In total, this is the equivalent of grounding 38 Qantas and Jetstar aircraft across the international and domestic network. The Group’s total capacity reduction changes from 4% (announced on 20 February) to 17% for the last quarter of FY20.
Given the reduced flying across the Qantas Group fleet, maintenance work will be brought forward where possible to make best use of this time, according to the carrier.
Announcing the changes, Qantas Group CEO Alan Joyce, said: “In the past fortnight we’ve seen a sharp drop in bookings on our international network as the global coronavirus spread continues.
“We expect lower demand to continue for the next several months, so rather than taking a piecemeal approach we’re cutting capacity out to mid-September. This improves our ability to reduce costs as well as giving more certainty to the market, customers and our people.
“We retain the flexibility to cut further or to put capacity back in as this situation develops.
“The Qantas Group is a strong business in a challenging environment. We have a robust balance sheet, low debt levels and most of our profit comes from the domestic market. We’re in a good position to ride this out, but we need to take steps to maintain this strength.

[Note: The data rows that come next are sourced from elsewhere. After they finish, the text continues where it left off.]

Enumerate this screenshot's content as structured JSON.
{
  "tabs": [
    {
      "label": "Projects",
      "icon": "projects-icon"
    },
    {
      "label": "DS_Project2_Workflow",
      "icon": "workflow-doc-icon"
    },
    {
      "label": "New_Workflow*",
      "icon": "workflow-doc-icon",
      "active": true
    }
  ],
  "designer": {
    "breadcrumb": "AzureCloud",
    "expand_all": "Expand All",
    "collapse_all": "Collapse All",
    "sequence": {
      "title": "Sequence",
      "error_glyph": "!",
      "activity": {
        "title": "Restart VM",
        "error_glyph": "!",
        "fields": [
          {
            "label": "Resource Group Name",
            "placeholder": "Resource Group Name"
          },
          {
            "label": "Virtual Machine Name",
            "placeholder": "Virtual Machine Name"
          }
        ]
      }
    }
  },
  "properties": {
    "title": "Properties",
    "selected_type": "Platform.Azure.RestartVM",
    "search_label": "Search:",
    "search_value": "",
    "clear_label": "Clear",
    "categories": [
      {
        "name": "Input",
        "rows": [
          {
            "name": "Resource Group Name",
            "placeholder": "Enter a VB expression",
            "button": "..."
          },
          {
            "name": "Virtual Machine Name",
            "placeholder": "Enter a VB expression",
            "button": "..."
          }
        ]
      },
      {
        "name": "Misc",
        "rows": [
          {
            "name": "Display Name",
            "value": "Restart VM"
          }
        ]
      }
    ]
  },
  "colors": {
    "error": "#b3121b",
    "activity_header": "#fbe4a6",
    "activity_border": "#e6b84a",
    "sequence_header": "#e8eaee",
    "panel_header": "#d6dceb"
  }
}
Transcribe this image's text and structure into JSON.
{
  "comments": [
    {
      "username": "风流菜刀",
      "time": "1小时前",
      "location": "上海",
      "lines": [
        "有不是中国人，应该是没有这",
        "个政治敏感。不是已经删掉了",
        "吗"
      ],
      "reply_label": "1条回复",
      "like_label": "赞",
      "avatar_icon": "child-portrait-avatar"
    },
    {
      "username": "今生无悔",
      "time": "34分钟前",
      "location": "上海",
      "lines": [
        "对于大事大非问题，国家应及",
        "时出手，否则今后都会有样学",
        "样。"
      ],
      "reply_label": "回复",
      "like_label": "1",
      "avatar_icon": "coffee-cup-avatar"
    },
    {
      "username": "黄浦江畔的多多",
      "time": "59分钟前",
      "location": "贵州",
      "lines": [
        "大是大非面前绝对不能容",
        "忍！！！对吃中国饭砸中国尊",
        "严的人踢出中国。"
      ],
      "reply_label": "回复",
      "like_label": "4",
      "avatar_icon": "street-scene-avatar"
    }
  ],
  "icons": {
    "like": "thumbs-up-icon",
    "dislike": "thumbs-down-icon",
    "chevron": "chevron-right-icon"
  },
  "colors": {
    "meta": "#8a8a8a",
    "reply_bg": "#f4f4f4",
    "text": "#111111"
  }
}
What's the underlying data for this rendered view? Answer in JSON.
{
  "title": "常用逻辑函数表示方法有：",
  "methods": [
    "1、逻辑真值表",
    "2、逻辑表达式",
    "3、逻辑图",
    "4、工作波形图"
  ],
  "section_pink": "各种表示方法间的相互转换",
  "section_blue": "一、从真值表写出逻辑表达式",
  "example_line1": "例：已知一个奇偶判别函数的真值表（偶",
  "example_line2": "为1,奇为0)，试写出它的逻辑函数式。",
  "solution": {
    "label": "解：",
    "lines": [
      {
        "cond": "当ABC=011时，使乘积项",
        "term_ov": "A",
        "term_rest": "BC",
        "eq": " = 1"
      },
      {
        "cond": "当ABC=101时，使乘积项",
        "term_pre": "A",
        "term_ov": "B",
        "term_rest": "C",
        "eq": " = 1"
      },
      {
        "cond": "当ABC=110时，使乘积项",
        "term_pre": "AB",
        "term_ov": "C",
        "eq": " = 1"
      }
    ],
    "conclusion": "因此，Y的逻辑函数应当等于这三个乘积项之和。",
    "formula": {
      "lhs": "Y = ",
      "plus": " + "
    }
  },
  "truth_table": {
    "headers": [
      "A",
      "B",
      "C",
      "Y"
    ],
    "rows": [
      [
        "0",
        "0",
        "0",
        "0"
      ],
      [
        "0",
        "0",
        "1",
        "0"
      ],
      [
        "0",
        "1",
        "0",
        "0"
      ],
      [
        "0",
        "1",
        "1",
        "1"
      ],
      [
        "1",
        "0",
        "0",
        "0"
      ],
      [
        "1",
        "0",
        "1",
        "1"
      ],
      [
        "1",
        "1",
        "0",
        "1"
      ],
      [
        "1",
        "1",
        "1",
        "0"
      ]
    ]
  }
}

“When revenue falls you need to cut costs, and reducing the amount of flying we do is the best way for us to do that.
“Less flying means less work for our people, but we know coronavirus will pass and we want to avoid job losses wherever possible. We’re asking our people to use their paid leave and, if they can, consider taking some unpaid leave given we’re flying a lot less.
“Annual management bonuses have been set to zero and the Group Executive team will take a significant pay cut for the rest of this financial year.
“It’s hard to predict how long this situation will last, which is why we’re moving now to make sure we remain well positioned. But we know it will pass, and we’ll be well positioned to take advantage of opportunities when it does.”
The suspension of the A380 and First Class from Singapore routes will see the Qantas First Lounge in Singapore close temporarily, with customers instead invited to use the adjacent Qantas Business Lounge.